Echo Phonz AD-HP BOOM
Price: Rs 599
Finding the right set of headphones is not as easy as it seems. Picking up a set that suits your budget is just the tip of the ice berg, for a set that can cater to all your music needs is not always the one that pleases the eyes the most. So when we were handed the new Advent Echo Phonz AD-HP BOOM that carries the price tag of Rs 599, it was a good week-long fun process of listening to all our favourite tracks and videos.
One of Sony’s most popular on-ear models is also one of its cheapest: the Rs 990 MDR-ZX110. So Advent is really confident about their product for it is being marked over the market leaders entry level set. Question is: Is the Indian pair worthy to take on the Japanese giant? We find out in our review.
Design, specifications and comfort
The Echo Phonz AD-HP BOOM looks a bit tacky and inexpensive from a distance, due to the plastic with a gloss finish it uses on the body that lacks the premium feel for this price. However, up close it feels strictly budget. The plastic is hard and tensile, and does not look or feel like it can take too much abuse, so careful handling is advised.
This headset has a rather unique folding mechanism that allows the ear cups to twist inwards, into the headband. This makes the Echo Phonz AD-HP BOOM a bit easier to store. Apart from this, the phones have 40mm dynamic drivers, with a frequency response range of 20-20,000Hz, 32 Ohm+15% impedance and a sensitivity rating of 105dB+3dB. The Echo Phonz AD-HP BOOM does have an inline mic with 2200 Ohm impedance.
The ear cups have very slight padding, which is enough for an acceptably comfortable on-ear fit. The headband has no cushioning, but is designed well and feels secure and comfortable in place. The Echo Phonz AD-HP BOOM also has a tough cable that took a constant abuse by a month old Lab and survived to tell the tale. On the whole, apart from the flimsiness, we’re happy with how the Echo Phonz AD-HP BOOM looks and feels.
With the Echo Phonz AD-HP BOOM not being an entry-level on-ear headset, we did most of our testing using an Android smartphone. We also tried it with our iPod touch and a Mac. Starting with the bass-heavy tracks, we found that the Echo Phonz AD-HP BOOM had a meaty sound, with lots of emphasis on low-end attack. The bass can be overpowering, but is usually controlled thanks to the not-so-tight fit. The sonic signature has been tuned toward promoting the lows, and this makes for a very warm sound. This also tends to show a bit in the lower-mid ranges, but there is a clear sensitivity drop towards the upper end of the frequency range.
Next, we cued up a dubstep track; the Echo Phonz AD-HP BOOM has plenty to offer in terms of the mid-range and detail.
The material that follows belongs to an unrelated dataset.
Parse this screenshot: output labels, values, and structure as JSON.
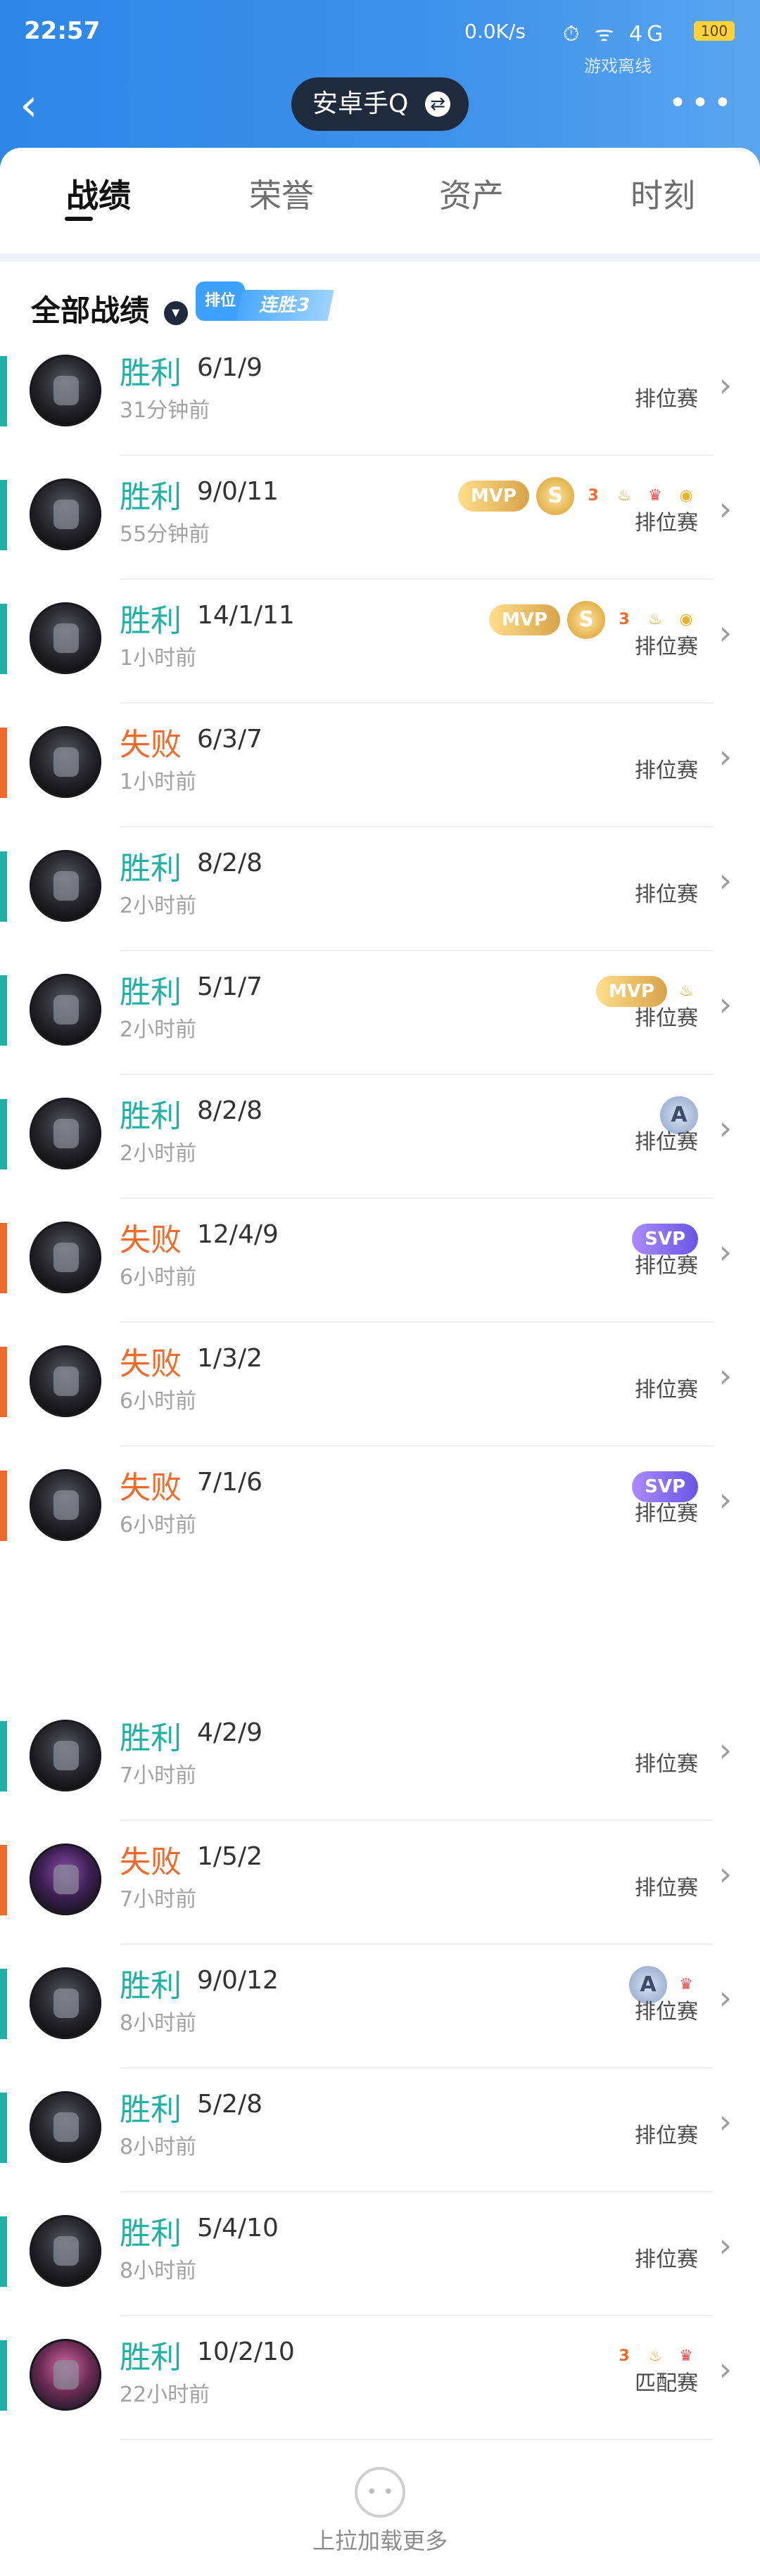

While the headset is impressive in low-end detail, it seems to trail off going up the range. The result is a sound that isn’t quite as open and detailed as we’d like. Finally, we kept our ears open for imaging and soundstaging. While the Echo Phonz AD-HP BOOM offers a full and aggressive presentation in the sound, it falls a bit short in terms of openness and width. The sonic stage feels narrow and specific, rather than properly spread out. However, it certainly does its bit to make your music immersive and entertaining, especially if you like your headphones bassy and aggressive.
The Echo Phonz AD-HP BOOM falls a bit short in terms of build quality. It feels cheap and we were always worried about damage during our time with the review unit. However, it offers an immersive, full sound that excels in its handling of bass. Detail and clarity suffer a bit, but bass-heads will not find too much to complain if the company plans to sell it at a lower price bracket.